1757 ENGLISH POETRY 1579-1830: SPENSER AND THE TRADITION

Thomas Gray

Horace Walpole to George Lyttelton, 25 August 1757; Memoirs of Lyttelton (1845) 2:566.

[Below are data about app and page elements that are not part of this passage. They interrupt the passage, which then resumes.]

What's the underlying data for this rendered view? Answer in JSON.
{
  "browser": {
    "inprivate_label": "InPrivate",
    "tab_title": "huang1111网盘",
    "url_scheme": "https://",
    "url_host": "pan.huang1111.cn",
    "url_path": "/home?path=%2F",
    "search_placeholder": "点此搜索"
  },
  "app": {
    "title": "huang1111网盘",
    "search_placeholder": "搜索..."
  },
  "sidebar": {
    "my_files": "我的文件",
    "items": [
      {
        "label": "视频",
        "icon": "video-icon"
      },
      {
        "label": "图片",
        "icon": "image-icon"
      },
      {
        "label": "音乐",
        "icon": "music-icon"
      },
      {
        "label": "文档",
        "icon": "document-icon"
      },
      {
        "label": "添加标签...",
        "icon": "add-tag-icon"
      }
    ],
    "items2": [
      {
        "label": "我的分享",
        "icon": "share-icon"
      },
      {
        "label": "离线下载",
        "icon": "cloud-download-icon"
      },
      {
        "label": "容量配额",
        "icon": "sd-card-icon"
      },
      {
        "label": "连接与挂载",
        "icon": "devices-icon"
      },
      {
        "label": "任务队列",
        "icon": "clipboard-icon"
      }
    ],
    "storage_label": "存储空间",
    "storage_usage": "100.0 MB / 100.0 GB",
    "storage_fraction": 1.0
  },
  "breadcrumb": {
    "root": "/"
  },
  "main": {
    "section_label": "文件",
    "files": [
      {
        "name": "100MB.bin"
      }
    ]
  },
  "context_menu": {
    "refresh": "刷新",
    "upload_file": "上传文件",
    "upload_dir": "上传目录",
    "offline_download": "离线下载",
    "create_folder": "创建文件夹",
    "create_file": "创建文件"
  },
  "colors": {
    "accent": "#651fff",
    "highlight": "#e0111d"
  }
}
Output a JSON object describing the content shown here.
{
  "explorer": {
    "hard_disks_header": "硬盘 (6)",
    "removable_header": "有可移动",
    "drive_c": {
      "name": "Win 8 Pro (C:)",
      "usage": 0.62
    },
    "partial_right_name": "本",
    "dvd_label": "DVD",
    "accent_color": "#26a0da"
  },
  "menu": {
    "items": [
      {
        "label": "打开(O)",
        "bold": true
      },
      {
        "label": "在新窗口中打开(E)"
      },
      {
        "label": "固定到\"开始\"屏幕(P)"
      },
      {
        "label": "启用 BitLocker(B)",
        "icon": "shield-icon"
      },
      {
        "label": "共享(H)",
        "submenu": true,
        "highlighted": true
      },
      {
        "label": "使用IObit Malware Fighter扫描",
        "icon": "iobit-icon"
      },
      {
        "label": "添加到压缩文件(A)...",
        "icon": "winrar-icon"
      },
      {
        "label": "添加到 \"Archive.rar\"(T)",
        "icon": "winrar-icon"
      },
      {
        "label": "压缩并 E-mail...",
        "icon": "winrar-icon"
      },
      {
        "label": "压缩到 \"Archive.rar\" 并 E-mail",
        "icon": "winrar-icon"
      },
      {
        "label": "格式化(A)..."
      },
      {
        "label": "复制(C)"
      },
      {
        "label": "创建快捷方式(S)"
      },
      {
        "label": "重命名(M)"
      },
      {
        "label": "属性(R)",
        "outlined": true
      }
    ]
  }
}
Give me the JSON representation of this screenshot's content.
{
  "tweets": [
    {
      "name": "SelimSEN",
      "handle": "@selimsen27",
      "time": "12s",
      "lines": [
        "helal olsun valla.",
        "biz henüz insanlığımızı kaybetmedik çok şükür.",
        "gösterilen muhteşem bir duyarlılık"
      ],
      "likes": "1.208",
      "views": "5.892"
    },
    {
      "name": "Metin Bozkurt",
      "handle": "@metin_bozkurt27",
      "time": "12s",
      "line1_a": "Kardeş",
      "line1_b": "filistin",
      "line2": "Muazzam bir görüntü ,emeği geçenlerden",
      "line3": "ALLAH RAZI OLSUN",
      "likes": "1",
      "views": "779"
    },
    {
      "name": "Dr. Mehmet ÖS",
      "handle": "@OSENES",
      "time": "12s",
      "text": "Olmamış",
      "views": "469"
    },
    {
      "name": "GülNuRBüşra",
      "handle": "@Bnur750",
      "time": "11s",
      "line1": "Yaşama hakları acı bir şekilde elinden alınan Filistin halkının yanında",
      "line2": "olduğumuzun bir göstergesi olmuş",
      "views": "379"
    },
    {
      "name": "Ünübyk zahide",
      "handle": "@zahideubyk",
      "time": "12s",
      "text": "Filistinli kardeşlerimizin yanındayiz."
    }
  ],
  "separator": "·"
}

Thirst and Hunger [in Gray's The Bard] mocking Richard II., appear to me too ludicrously like the devils in the Tempest, that whisk away the banquet from the shipwrecked Dukes. From thence to the conclusion of Queen Elizabeth's portrait, which he has faithfully copied from Speed, in the passage where she mumbled the Polish Ambassador, I admire, I can even allow that Image of Rapture hovering like an ancient grotesque, though it strictly has little meaning, but there I take my leave; the last stanza has no beauties for me. I even think its obscurity fortunate, for the allusions to Spencer, Shakespeare, Milton are not only weak, but the two last returning again, after appearing so gloriously in the first ode, and with so much fainter colours, enervate the whole conclusion.